▸ DATA TO EXAMINE
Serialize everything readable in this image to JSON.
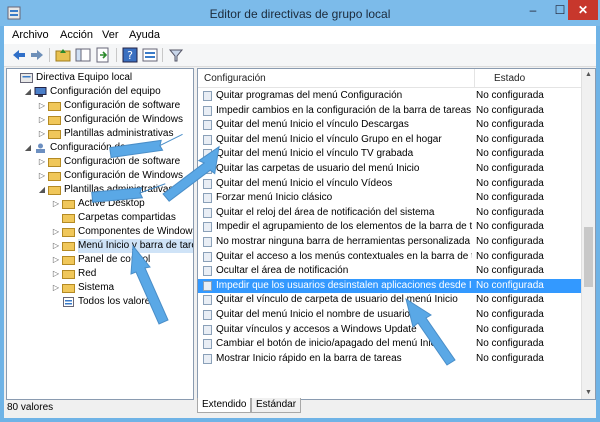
{
  "window": {
    "title": "Editor de directivas de grupo local",
    "min": "–",
    "max": "☐",
    "close": "✕"
  },
  "menu": [
    "Archivo",
    "Acción",
    "Ver",
    "Ayuda"
  ],
  "toolbar": [
    "back-icon",
    "forward-icon",
    "up-folder-icon",
    "show-hide-tree-icon",
    "export-list-icon",
    "help-icon",
    "properties-icon",
    "filter-icon"
  ],
  "tree": [
    {
      "label": "Directiva Equipo local",
      "exp": "",
      "icon": "computer-policy-icon"
    },
    {
      "label": "Configuración del equipo",
      "exp": "◢",
      "icon": "computer-icon"
    },
    {
      "label": "Configuración de software",
      "exp": "▷",
      "icon": "folder-icon"
    },
    {
      "label": "Configuración de Windows",
      "exp": "▷",
      "icon": "folder-icon"
    },
    {
      "label": "Plantillas administrativas",
      "exp": "▷",
      "icon": "folder-icon"
    },
    {
      "label": "Configuración de usuario",
      "exp": "◢",
      "icon": "user-icon"
    },
    {
      "label": "Configuración de software",
      "exp": "▷",
      "icon": "folder-icon"
    },
    {
      "label": "Configuración de Windows",
      "exp": "▷",
      "icon": "folder-icon"
    },
    {
      "label": "Plantillas administrativas",
      "exp": "◢",
      "icon": "folder-icon"
    },
    {
      "label": "Active Desktop",
      "exp": "▷",
      "icon": "folder-icon"
    },
    {
      "label": "Carpetas compartidas",
      "exp": "",
      "icon": "folder-icon"
    },
    {
      "label": "Componentes de Windows",
      "exp": "▷",
      "icon": "folder-icon"
    },
    {
      "label": "Menú Inicio y barra de tareas",
      "exp": "▷",
      "icon": "folder-icon",
      "selected": true
    },
    {
      "label": "Panel de control",
      "exp": "▷",
      "icon": "folder-icon"
    },
    {
      "label": "Red",
      "exp": "▷",
      "icon": "folder-icon"
    },
    {
      "label": "Sistema",
      "exp": "▷",
      "icon": "folder-icon"
    },
    {
      "label": "Todos los valores",
      "exp": "",
      "icon": "all-settings-icon"
    }
  ],
  "list": {
    "col1": "Configuración",
    "col2": "Estado",
    "rows": [
      {
        "name": "Quitar programas del menú Configuración",
        "state": "No configurada"
      },
      {
        "name": "Impedir cambios en la configuración de la barra de tareas y ...",
        "state": "No configurada"
      },
      {
        "name": "Quitar del menú Inicio el vínculo Descargas",
        "state": "No configurada"
      },
      {
        "name": "Quitar del menú Inicio el vínculo Grupo en el hogar",
        "state": "No configurada"
      },
      {
        "name": "Quitar del menú Inicio el vínculo TV grabada",
        "state": "No configurada"
      },
      {
        "name": "Quitar las carpetas de usuario del menú Inicio",
        "state": "No configurada"
      },
      {
        "name": "Quitar del menú Inicio el vínculo Vídeos",
        "state": "No configurada"
      },
      {
        "name": "Forzar menú Inicio clásico",
        "state": "No configurada"
      },
      {
        "name": "Quitar el reloj del área de notificación del sistema",
        "state": "No configurada"
      },
      {
        "name": "Impedir el agrupamiento de los elementos de la barra de tar...",
        "state": "No configurada"
      },
      {
        "name": "No mostrar ninguna barra de herramientas personalizada en...",
        "state": "No configurada"
      },
      {
        "name": "Quitar el acceso a los menús contextuales en la barra de tar...",
        "state": "No configurada"
      },
      {
        "name": "Ocultar el área de notificación",
        "state": "No configurada"
      },
      {
        "name": "Impedir que los usuarios desinstalen aplicaciones desde Inicio",
        "state": "No configurada",
        "selected": true
      },
      {
        "name": "Quitar el vínculo de carpeta de usuario del menú Inicio",
        "state": "No configurada"
      },
      {
        "name": "Quitar del menú Inicio el nombre de usuario",
        "state": "No configurada"
      },
      {
        "name": "Quitar vínculos y accesos a Windows Update",
        "state": "No configurada"
      },
      {
        "name": "Cambiar el botón de inicio/apagado del menú Inicio",
        "state": "No configurada"
      },
      {
        "name": "Mostrar Inicio rápido en la barra de tareas",
        "state": "No configurada"
      }
    ]
  },
  "tabs": [
    "Extendido",
    "Estándar"
  ],
  "status": "80 valores",
  "colors": {
    "accent": "#3399ff",
    "arrow": "#5aa8e6"
  }
}
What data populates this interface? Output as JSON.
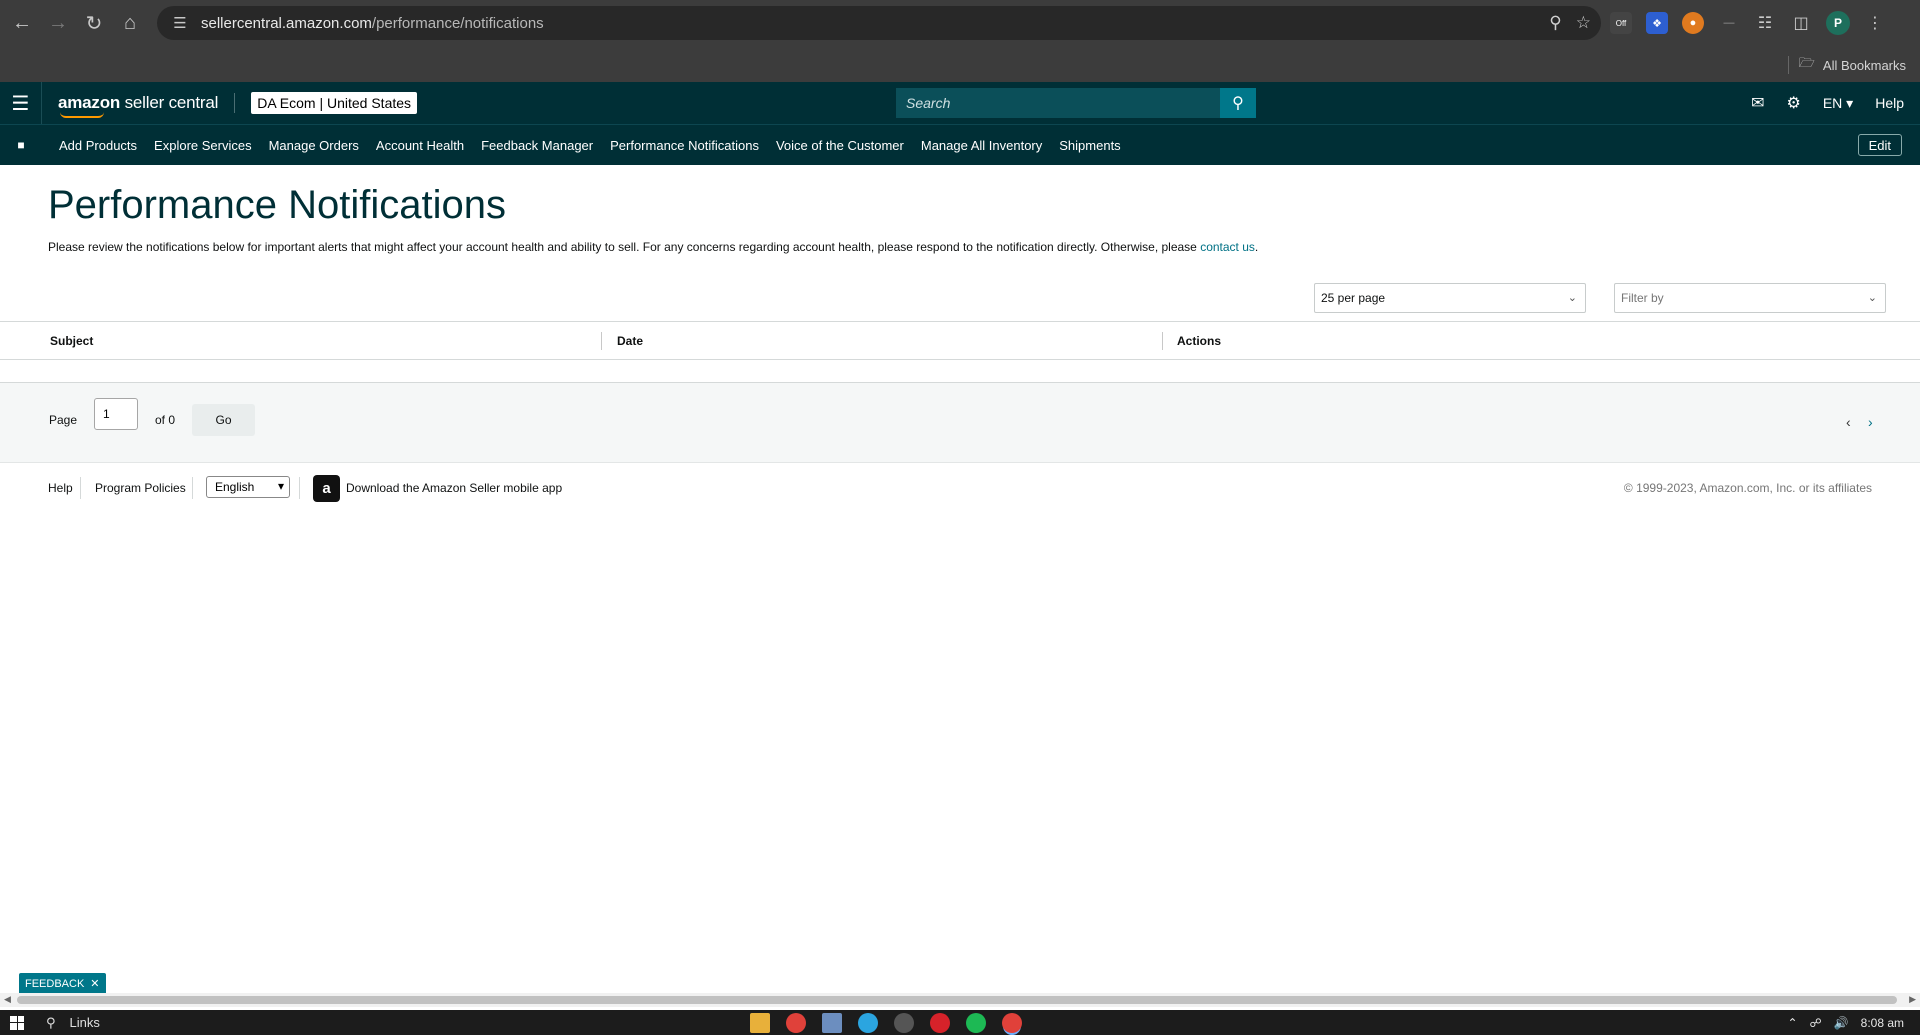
{
  "browser": {
    "url_host": "sellercentral.amazon.com",
    "url_path": "/performance/notifications",
    "all_bookmarks": "All Bookmarks",
    "ext_badge": "Off",
    "profile_initial": "P"
  },
  "header": {
    "logo_bold": "amazon",
    "logo_rest": " seller central",
    "account_name": "DA Ecom",
    "account_region": "United States",
    "search_placeholder": "Search",
    "language": "EN",
    "help": "Help"
  },
  "nav": {
    "items": [
      {
        "label": "Add Products"
      },
      {
        "label": "Explore Services"
      },
      {
        "label": "Manage Orders"
      },
      {
        "label": "Account Health"
      },
      {
        "label": "Feedback Manager"
      },
      {
        "label": "Performance Notifications"
      },
      {
        "label": "Voice of the Customer"
      },
      {
        "label": "Manage All Inventory"
      },
      {
        "label": "Shipments"
      }
    ],
    "edit": "Edit"
  },
  "main": {
    "title": "Performance Notifications",
    "intro": "Please review the notifications below for important alerts that might affect your account health and ability to sell. For any concerns regarding account health, please respond to the notification directly. Otherwise, please ",
    "intro_link": "contact us",
    "intro_end": ".",
    "per_page": "25 per page",
    "filter_placeholder": "Filter by",
    "columns": [
      "Subject",
      "Date",
      "Actions"
    ]
  },
  "pager": {
    "page_label": "Page",
    "page_value": "1",
    "of_label": "of 0",
    "go": "Go"
  },
  "footer": {
    "help": "Help",
    "program_policies": "Program Policies",
    "language": "English",
    "app_link": "Download the Amazon Seller mobile app",
    "copyright": "© 1999-2023, Amazon.com, Inc. or its affiliates"
  },
  "feedback": {
    "label": "FEEDBACK",
    "close": "✕"
  },
  "taskbar": {
    "search_label": "Links",
    "time": "8:08 am"
  },
  "colors": {
    "header_bg": "#002f36",
    "accent": "#00778a",
    "link": "#007185",
    "title": "#002f36"
  }
}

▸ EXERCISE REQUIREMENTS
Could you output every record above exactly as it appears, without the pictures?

▸ RESULT BELOW
Serialize everything readable in this image to JSON.
{
  "window": {
    "title": "Editor de directivas de grupo local",
    "min": "–",
    "max": "☐",
    "close": "✕"
  },
  "menu": [
    "Archivo",
    "Acción",
    "Ver",
    "Ayuda"
  ],
  "toolbar": [
    "back-icon",
    "forward-icon",
    "up-folder-icon",
    "show-hide-tree-icon",
    "export-list-icon",
    "help-icon",
    "properties-icon",
    "filter-icon"
  ],
  "tree": [
    {
      "label": "Directiva Equipo local",
      "exp": "",
      "icon": "computer-policy-icon"
    },
    {
      "label": "Configuración del equipo",
      "exp": "◢",
      "icon": "computer-icon"
    },
    {
      "label": "Configuración de software",
      "exp": "▷",
      "icon": "folder-icon"
    },
    {
      "label": "Configuración de Windows",
      "exp": "▷",
      "icon": "folder-icon"
    },
    {
      "label": "Plantillas administrativas",
      "exp": "▷",
      "icon": "folder-icon"
    },
    {
      "label": "Configuración de usuario",
      "exp": "◢",
      "icon": "user-icon"
    },
    {
      "label": "Configuración de software",
      "exp": "▷",
      "icon": "folder-icon"
    },
    {
      "label": "Configuración de Windows",
      "exp": "▷",
      "icon": "folder-icon"
    },
    {
      "label": "Plantillas administrativas",
      "exp": "◢",
      "icon": "folder-icon"
    },
    {
      "label": "Active Desktop",
      "exp": "▷",
      "icon": "folder-icon"
    },
    {
      "label": "Carpetas compartidas",
      "exp": "",
      "icon": "folder-icon"
    },
    {
      "label": "Componentes de Windows",
      "exp": "▷",
      "icon": "folder-icon"
    },
    {
      "label": "Menú Inicio y barra de tareas",
      "exp": "▷",
      "icon": "folder-icon",
      "selected": true
    },
    {
      "label": "Panel de control",
      "exp": "▷",
      "icon": "folder-icon"
    },
    {
      "label": "Red",
      "exp": "▷",
      "icon": "folder-icon"
    },
    {
      "label": "Sistema",
      "exp": "▷",
      "icon": "folder-icon"
    },
    {
      "label": "Todos los valores",
      "exp": "",
      "icon": "all-settings-icon"
    }
  ],
  "list": {
    "col1": "Configuración",
    "col2": "Estado",
    "rows": [
      {
        "name": "Quitar programas del menú Configuración",
        "state": "No configurada"
      },
      {
        "name": "Impedir cambios en la configuración de la barra de tareas y ...",
        "state": "No configurada"
      },
      {
        "name": "Quitar del menú Inicio el vínculo Descargas",
        "state": "No configurada"
      },
      {
        "name": "Quitar del menú Inicio el vínculo Grupo en el hogar",
        "state": "No configurada"
      },
      {
        "name": "Quitar del menú Inicio el vínculo TV grabada",
        "state": "No configurada"
      },
      {
        "name": "Quitar las carpetas de usuario del menú Inicio",
        "state": "No configurada"
      },
      {
        "name": "Quitar del menú Inicio el vínculo Vídeos",
        "state": "No configurada"
      },
      {
        "name": "Forzar menú Inicio clásico",
        "state": "No configurada"
      },
      {
        "name": "Quitar el reloj del área de notificación del sistema",
        "state": "No configurada"
      },
      {
        "name": "Impedir el agrupamiento de los elementos de la barra de tar...",
        "state": "No configurada"
      },
      {
        "name": "No mostrar ninguna barra de herramientas personalizada en...",
        "state": "No configurada"
      },
      {
        "name": "Quitar el acceso a los menús contextuales en la barra de tar...",
        "state": "No configurada"
      },
      {
        "name": "Ocultar el área de notificación",
        "state": "No configurada"
      },
      {
        "name": "Impedir que los usuarios desinstalen aplicaciones desde Inicio",
        "state": "No configurada",
        "selected": true
      },
      {
        "name": "Quitar el vínculo de carpeta de usuario del menú Inicio",
        "state": "No configurada"
      },
      {
        "name": "Quitar del menú Inicio el nombre de usuario",
        "state": "No configurada"
      },
      {
        "name": "Quitar vínculos y accesos a Windows Update",
        "state": "No configurada"
      },
      {
        "name": "Cambiar el botón de inicio/apagado del menú Inicio",
        "state": "No configurada"
      },
      {
        "name": "Mostrar Inicio rápido en la barra de tareas",
        "state": "No configurada"
      }
    ]
  },
  "tabs": [
    "Extendido",
    "Estándar"
  ],
  "status": "80 valores",
  "colors": {
    "accent": "#3399ff",
    "arrow": "#5aa8e6"
  }
}
What data populates this interface? Output as JSON.
{
  "browser": {
    "url_host": "sellercentral.amazon.com",
    "url_path": "/performance/notifications",
    "all_bookmarks": "All Bookmarks",
    "ext_badge": "Off",
    "profile_initial": "P"
  },
  "header": {
    "logo_bold": "amazon",
    "logo_rest": " seller central",
    "account_name": "DA Ecom",
    "account_region": "United States",
    "search_placeholder": "Search",
    "language": "EN",
    "help": "Help"
  },
  "nav": {
    "items": [
      {
        "label": "Add Products"
      },
      {
        "label": "Explore Services"
      },
      {
        "label": "Manage Orders"
      },
      {
        "label": "Account Health"
      },
      {
        "label": "Feedback Manager"
      },
      {
        "label": "Performance Notifications"
      },
      {
        "label": "Voice of the Customer"
      },
      {
        "label": "Manage All Inventory"
      },
      {
        "label": "Shipments"
      }
    ],
    "edit": "Edit"
  },
  "main": {
    "title": "Performance Notifications",
    "intro": "Please review the notifications below for important alerts that might affect your account health and ability to sell. For any concerns regarding account health, please respond to the notification directly. Otherwise, please ",
    "intro_link": "contact us",
    "intro_end": ".",
    "per_page": "25 per page",
    "filter_placeholder": "Filter by",
    "columns": [
      "Subject",
      "Date",
      "Actions"
    ]
  },
  "pager": {
    "page_label": "Page",
    "page_value": "1",
    "of_label": "of 0",
    "go": "Go"
  },
  "footer": {
    "help": "Help",
    "program_policies": "Program Policies",
    "language": "English",
    "app_link": "Download the Amazon Seller mobile app",
    "copyright": "© 1999-2023, Amazon.com, Inc. or its affiliates"
  },
  "feedback": {
    "label": "FEEDBACK",
    "close": "✕"
  },
  "taskbar": {
    "search_label": "Links",
    "time": "8:08 am"
  },
  "colors": {
    "header_bg": "#002f36",
    "accent": "#00778a",
    "link": "#007185",
    "title": "#002f36"
  }
}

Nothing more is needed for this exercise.